The challenge for me has been that when I go out and talk about climate change, I’ve always felt like I’m telling someone else’s story. It feels like it’s happening out there somewhere else. Often far away. I wanted to change that.
Even when you’ve been the lead scientist of two of the country’s most well respected environmental organizations – groups addressing climate change – you may need to see the proof.
In The Scientist, M. Sanjayan travels to the ends of the earth to question some of the top climate scientists in their field as they collect key data unlocking the past and future of our planet’s changing climate.
Tupungatito, Chile; Christmas Island, Kiribati; Hawaii; Maine; Las Vegas, NV
Meet The Characters
We can do a hundred different measurements on a single little slab of ice and from that we can tell all sorts of things; Temperature, precipitation, storm patterns, where the storm came from, industrial pollutants, forest fires, volcanoes, on and on and on.

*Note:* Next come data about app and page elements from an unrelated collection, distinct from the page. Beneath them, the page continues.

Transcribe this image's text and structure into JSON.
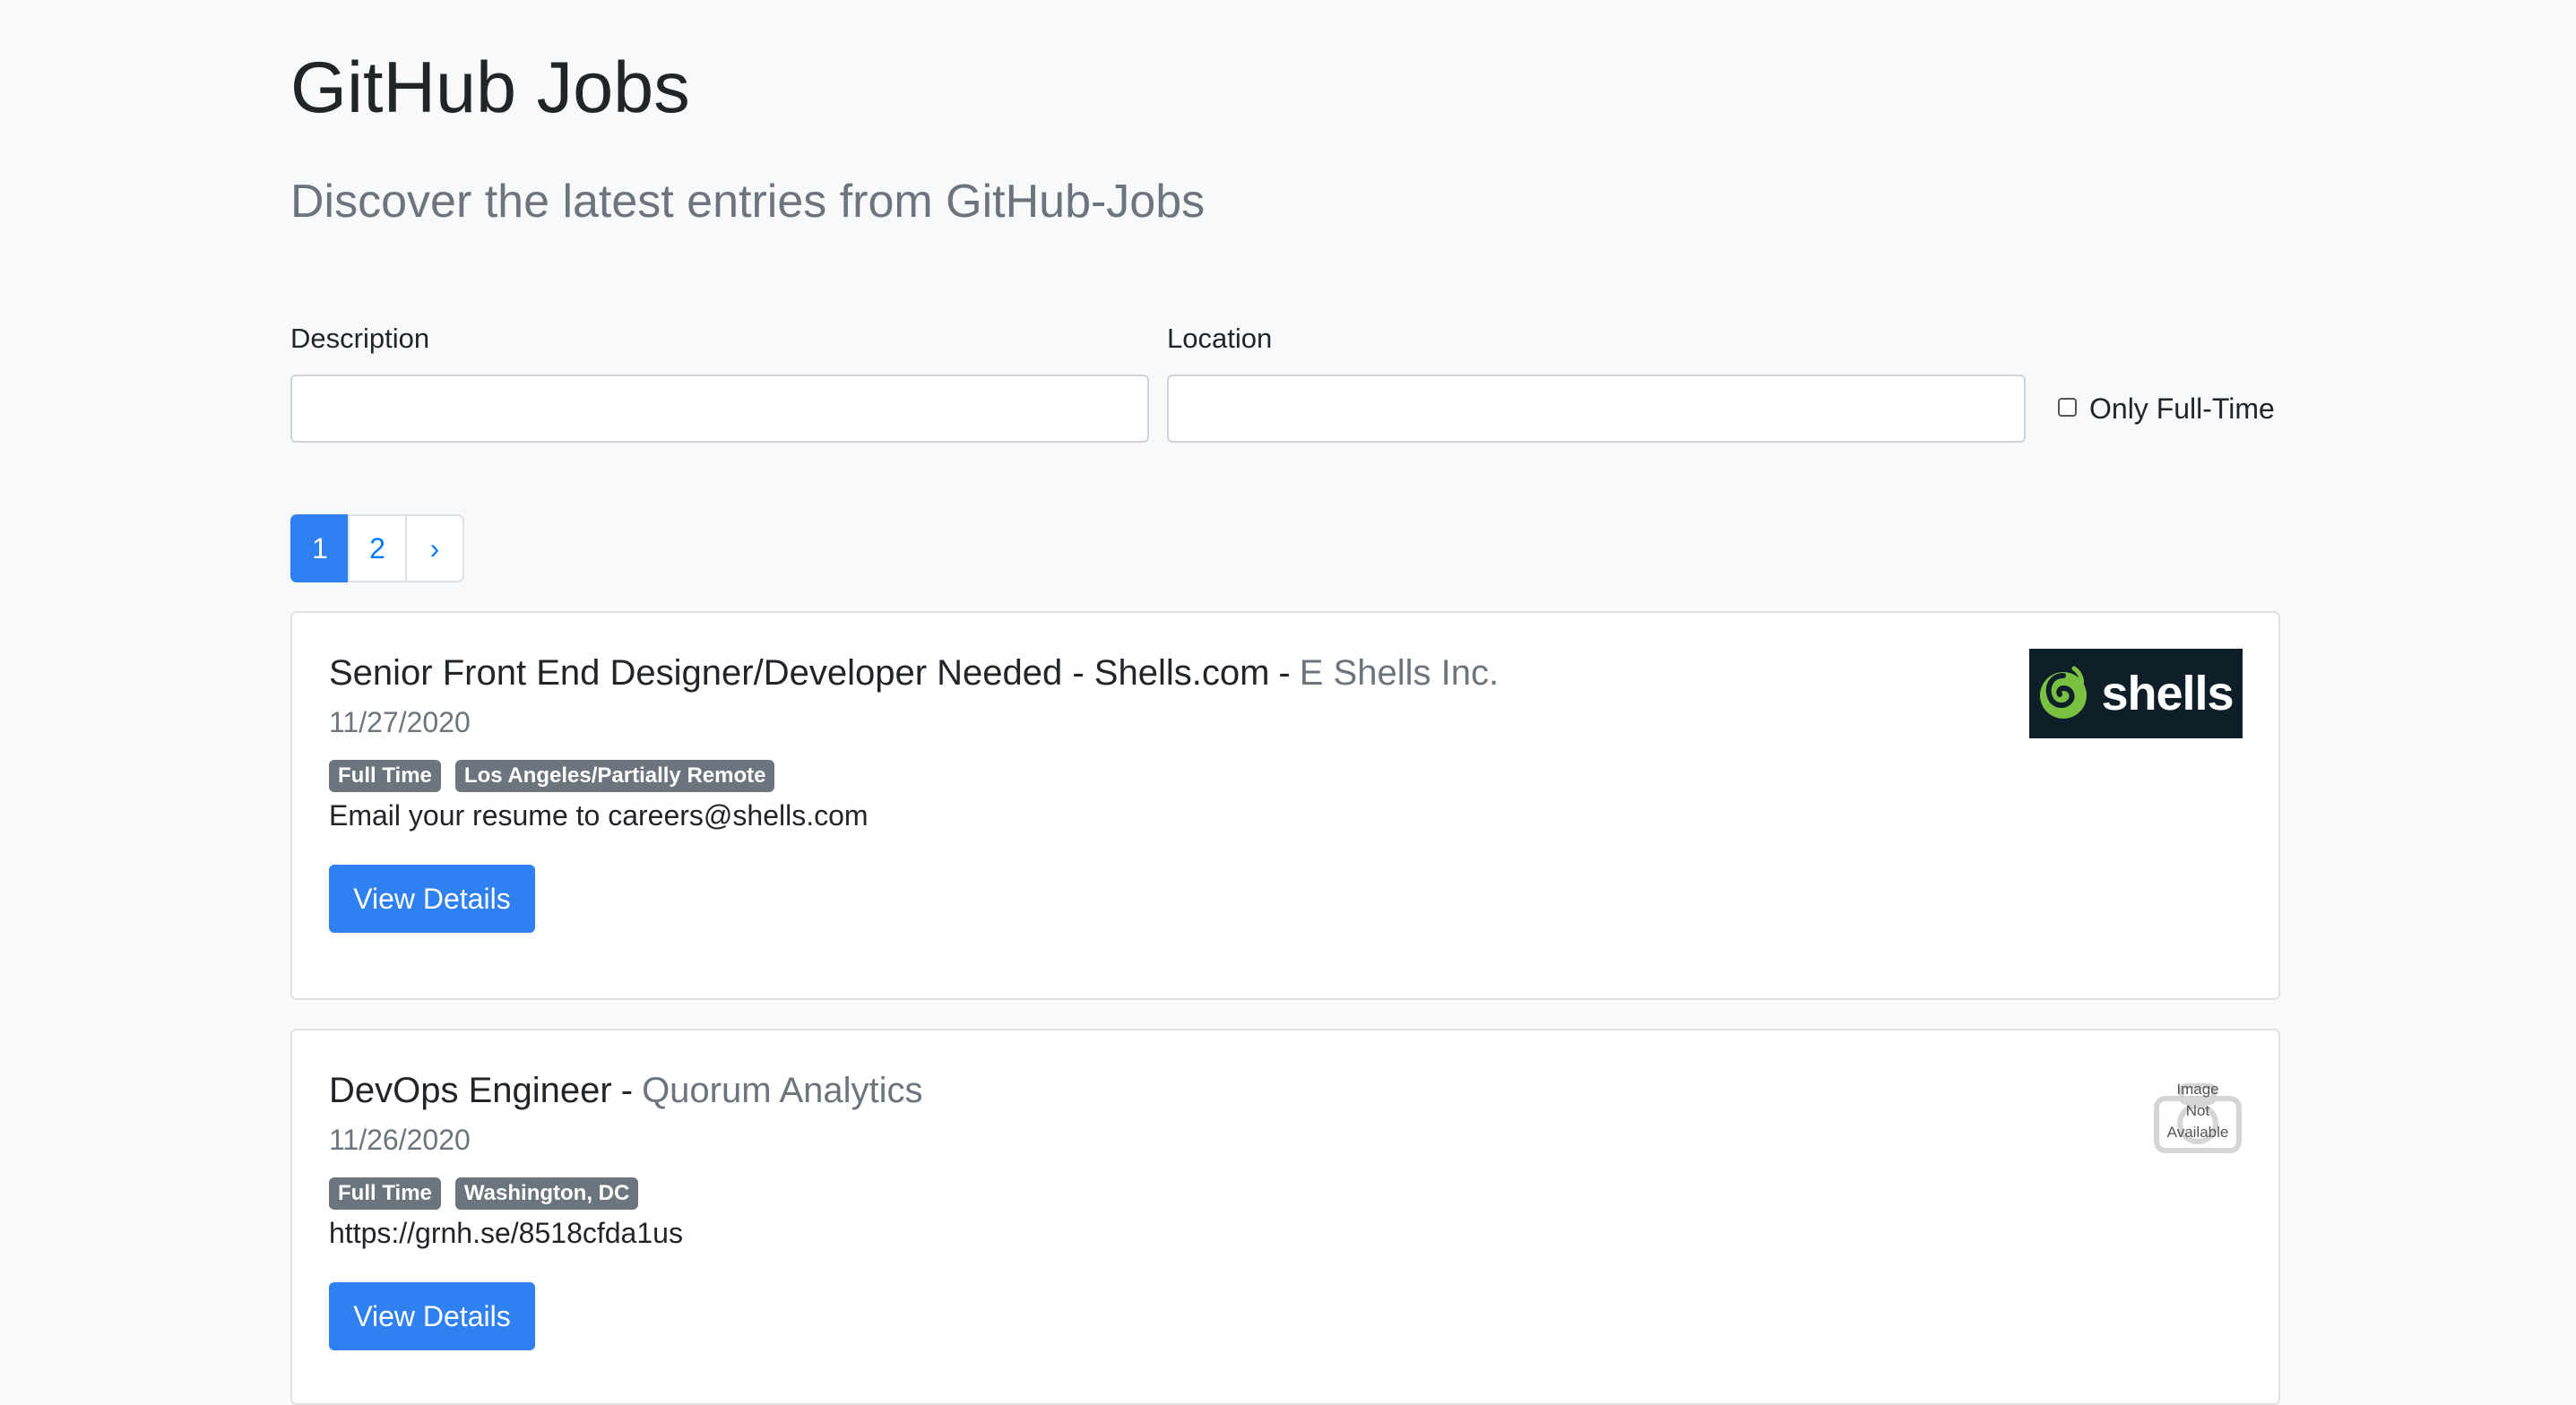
{
  "header": {
    "title": "GitHub Jobs",
    "subtitle": "Discover the latest entries from GitHub-Jobs"
  },
  "search": {
    "description_label": "Description",
    "description_value": "",
    "location_label": "Location",
    "location_value": "",
    "fulltime_label": "Only Full-Time",
    "fulltime_checked": false
  },
  "pagination": {
    "pages": [
      "1",
      "2"
    ],
    "active": "1",
    "next_label": "›"
  },
  "jobs": [
    {
      "title": "Senior Front End Designer/Developer Needed - Shells.com",
      "separator": "-",
      "company": "E Shells Inc.",
      "date": "11/27/2020",
      "type": "Full Time",
      "location": "Los Angeles/Partially Remote",
      "how_to_apply": "Email your resume to careers@shells.com",
      "button_label": "View Details",
      "logo_text": "shells",
      "logo_icon": "shells-swirl-logo-icon"
    },
    {
      "title": "DevOps Engineer",
      "separator": "-",
      "company": "Quorum Analytics",
      "date": "11/26/2020",
      "type": "Full Time",
      "location": "Washington, DC",
      "how_to_apply": "https://grnh.se/8518cfda1us",
      "button_label": "View Details",
      "logo_placeholder": [
        "Image",
        "Not",
        "Available"
      ],
      "logo_icon": "camera-placeholder-icon"
    }
  ],
  "colors": {
    "primary": "#2f80f0",
    "badge": "#6c757d",
    "muted_text": "#6c757d",
    "page_bg": "#f8f9fa",
    "logo_bg": "#0f1f2a",
    "logo_green": "#7ac142"
  }
}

The corals – they grow very fast and very reliably and as they grow they are recording environmental information into their skeleton and they create this wonderful year by year by year archive.
Behind The Scenes
M. Sanjayan and Michael Mann meet inthe world capital of excess to discuss how far we’ve come since his hockey stick graph was first published in 1998.
Science Behind The Story
Much like trees, coral adds a layer to its carbonate shell each year. These layers hold information about the climate such as temperature and rainfall.SOURCE
Much like trees, coral adds a layer to its carbonate shell each year. These layers hold information about the climate such as temperature and rainfall.